Perhaps not directly germane to education, but a factor in our children being supported for their learning, is that conversation and action this year has focused on income inequality. The well-waged “5% campaign” and the increase in minimum wage will impact our most vulnerable families. These actions, as well as increases in health care access and transportation, are helping families in Minnesota – and by extension allow our students to have greater stability in their lives and learning.

The legislature will be in recess for the religious holidays through April 21. On their return, they will need to produce a bonding bill and process through conference committee those bills needing to be reconciled.
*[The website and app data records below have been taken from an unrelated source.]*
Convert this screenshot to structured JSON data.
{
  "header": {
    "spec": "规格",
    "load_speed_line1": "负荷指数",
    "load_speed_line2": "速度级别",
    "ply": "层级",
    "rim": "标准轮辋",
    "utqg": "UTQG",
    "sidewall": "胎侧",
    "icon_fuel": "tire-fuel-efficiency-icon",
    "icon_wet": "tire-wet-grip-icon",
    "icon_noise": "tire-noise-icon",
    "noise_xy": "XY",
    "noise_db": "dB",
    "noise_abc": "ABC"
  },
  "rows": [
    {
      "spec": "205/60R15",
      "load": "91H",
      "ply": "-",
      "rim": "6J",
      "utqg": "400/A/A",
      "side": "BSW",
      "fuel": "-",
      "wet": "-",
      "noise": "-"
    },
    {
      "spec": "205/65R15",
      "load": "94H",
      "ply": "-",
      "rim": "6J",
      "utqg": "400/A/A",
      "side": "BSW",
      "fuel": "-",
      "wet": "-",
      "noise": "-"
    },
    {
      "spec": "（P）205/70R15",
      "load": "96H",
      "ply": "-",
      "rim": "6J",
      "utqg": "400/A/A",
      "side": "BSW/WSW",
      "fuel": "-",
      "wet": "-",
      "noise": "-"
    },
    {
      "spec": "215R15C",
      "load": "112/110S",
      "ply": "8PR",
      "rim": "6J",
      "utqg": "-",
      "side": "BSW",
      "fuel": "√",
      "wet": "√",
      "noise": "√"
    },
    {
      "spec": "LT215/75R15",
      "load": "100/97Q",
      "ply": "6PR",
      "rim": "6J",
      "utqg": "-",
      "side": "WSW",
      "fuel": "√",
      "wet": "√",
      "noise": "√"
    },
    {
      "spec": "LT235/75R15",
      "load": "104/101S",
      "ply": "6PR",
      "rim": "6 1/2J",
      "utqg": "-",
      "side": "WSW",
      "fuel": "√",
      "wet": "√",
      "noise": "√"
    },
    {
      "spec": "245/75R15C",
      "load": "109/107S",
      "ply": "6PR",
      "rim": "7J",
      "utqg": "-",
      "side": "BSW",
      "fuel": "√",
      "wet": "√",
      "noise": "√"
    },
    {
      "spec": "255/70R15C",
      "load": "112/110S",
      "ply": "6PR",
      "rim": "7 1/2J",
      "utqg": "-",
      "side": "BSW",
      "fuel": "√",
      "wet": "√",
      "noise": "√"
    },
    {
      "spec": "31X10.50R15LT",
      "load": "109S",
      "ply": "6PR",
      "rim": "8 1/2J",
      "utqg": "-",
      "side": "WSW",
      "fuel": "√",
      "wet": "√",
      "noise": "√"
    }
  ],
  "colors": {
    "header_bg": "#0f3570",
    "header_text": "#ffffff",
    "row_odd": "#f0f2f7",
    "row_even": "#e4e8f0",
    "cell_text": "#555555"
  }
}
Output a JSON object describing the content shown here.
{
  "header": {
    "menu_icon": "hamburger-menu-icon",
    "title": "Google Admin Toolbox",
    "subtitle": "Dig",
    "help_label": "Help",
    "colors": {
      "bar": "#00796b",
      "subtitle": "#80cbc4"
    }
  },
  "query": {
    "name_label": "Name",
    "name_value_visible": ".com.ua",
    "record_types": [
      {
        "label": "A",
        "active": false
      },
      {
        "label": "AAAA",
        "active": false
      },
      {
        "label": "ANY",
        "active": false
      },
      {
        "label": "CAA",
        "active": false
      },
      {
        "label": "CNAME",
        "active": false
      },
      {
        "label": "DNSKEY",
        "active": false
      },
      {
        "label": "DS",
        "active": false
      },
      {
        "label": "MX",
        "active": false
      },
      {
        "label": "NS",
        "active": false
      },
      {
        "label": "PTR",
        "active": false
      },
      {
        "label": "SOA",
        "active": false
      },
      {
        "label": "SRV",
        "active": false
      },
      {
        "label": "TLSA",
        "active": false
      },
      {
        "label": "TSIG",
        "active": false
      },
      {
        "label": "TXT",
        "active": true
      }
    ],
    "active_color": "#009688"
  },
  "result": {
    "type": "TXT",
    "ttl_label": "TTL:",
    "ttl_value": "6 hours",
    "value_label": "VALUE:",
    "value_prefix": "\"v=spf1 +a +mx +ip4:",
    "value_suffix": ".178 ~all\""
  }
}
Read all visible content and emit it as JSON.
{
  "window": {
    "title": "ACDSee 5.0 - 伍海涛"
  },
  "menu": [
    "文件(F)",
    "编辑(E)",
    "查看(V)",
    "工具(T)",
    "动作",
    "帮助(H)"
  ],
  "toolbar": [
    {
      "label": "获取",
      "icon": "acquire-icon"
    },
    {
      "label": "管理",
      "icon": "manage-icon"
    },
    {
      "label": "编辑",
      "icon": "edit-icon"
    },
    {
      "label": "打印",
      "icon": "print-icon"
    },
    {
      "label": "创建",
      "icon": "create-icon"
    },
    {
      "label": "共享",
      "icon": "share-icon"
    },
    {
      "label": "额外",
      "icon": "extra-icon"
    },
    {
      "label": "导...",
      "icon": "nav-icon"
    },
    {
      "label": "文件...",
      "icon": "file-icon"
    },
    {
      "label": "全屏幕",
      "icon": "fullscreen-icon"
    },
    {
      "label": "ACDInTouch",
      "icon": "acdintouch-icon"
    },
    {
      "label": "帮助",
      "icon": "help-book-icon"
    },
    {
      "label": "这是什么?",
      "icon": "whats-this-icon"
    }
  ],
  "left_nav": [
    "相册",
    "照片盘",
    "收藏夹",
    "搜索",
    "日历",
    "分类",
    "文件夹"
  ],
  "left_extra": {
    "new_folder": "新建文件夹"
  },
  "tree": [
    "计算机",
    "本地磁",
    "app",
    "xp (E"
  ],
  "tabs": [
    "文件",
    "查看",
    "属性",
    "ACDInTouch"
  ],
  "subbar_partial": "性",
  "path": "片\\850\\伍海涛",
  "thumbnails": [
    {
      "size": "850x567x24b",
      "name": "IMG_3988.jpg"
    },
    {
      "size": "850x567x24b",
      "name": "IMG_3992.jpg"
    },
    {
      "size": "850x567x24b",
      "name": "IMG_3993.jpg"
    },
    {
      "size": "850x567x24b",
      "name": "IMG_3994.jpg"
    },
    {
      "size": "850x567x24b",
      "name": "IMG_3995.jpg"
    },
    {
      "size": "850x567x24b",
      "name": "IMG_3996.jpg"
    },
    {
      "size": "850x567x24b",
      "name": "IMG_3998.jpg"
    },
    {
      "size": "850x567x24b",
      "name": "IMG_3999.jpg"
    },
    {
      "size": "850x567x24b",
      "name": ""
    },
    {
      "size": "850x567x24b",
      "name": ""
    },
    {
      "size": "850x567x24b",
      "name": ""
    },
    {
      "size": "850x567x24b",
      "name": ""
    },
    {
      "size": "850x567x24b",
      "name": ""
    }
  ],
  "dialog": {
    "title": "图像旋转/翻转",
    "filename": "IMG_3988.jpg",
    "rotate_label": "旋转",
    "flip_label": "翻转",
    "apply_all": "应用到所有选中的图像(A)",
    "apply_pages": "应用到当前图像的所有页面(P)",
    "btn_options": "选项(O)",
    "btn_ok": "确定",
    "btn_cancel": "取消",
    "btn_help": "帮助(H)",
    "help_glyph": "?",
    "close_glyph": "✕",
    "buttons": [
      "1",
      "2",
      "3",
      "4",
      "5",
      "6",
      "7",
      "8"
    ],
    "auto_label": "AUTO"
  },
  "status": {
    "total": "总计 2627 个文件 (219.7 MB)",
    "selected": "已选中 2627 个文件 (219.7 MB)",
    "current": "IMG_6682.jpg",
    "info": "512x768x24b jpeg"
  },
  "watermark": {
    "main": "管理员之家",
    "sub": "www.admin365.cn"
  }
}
**May I explain? “Lack of parent notification” in the Safe and Supportive Schools Act

In the bill, reporting a child’s bullying behavior to his/her parents is left to the discretion of the school administrator. Many concerns over this provision have been voiced and opponents have used this provision as a clear indicator that the state of Minnesota is trying to take over the rearing of our children. Some of the hyperbole used is likening the lack of parent notification to what “Hitler did,” or a rendition of Orwell’s 1984 – “only Orwell was 30 years too early.”

Let’s take a breath. It was the administrators, those who deal with this issue day in and day out, who asked for this flexibility. Their past experience led them to fear for a child’s safety in certain circumstances if reporting was mandated for EVERY situation. It was the administrators who wanted the flexibility to assess an individual child’s situation and use their best judgment as to how to proceed. This seems to put a different face on the provision, but many have been concerned about making this case too loudly because of its delicate nature.

How to run a war

If you are in the world of education, it is hard not to see the war that is waging in the name of caring about our children’s learning. The sides are tightly defined as “education reformers” and the “defenders of the status quo.” It is a war and our children are the victims.

I was pleased to read Search Institute President and CEO Kent Pekel’s piece, Rules of Engagement for Minnesota’s Education Wars. He rightly calls out the war and proposes two critical rules that all should keep uppermost on ther minds: “Emphasize trends” and “O_ffer evidence when we claim something works.”_ These are two factors sorely missing in the current environment and two that as the public we should demand.

AND it’s not enough to stop a war, we have to build the peace and that is what Parents United wants to focus on. To build peace, we need to build a common vision.

What to expect in the coming weeks

The Legislature is in recess and will reconvene Tuesday, April 22 at noon. Parents United will be there.

House members appointed to conference the Supplemental Appropriation bills are Representatives Lyndon Carlson (DFL-Crystal), Tom Huntley (DFL-Duluth), Tim Mahoney (DFL-St. Paul), Jean Wagenius (DFL-Minneapolis) and Paul Marquart (DFL-Dilworth). It is tradition that in order to be appointed as a conferee you need to have voted FOR the bill. Because no Republicans voted for the bill, there are none on the conference committee.

We will focus on conference committees for the Omnibus Supplemental Appropriations and Omnibus Education Policy. Keep your eye on the Capitol Calendar because things change quickly.

**Worth a second look

Most days on our website, Parents United provides links to our Daily News Picks! These are education articles that catch our eye. A few of those articles are worth a second look either because they are so compelling or because they provide context for an issue currently being debated at the Capitol. If you haven’t done so already, you have to read this piece!

What is Parents United’s agenda? It’s simple: we don’t speak for parents, but work to provide credible, timely information about education policy and the law-making process so parents can speak for themselves. Truth be told, Parents United is a translator of complex terms and policy implications, as well as a navigator for a legislative process often oblique to the public.

**Mary Cecconi, Executive Director

Parents United for Public Schools**

1667 Snelling Ave. N., St. Paul, MN 55108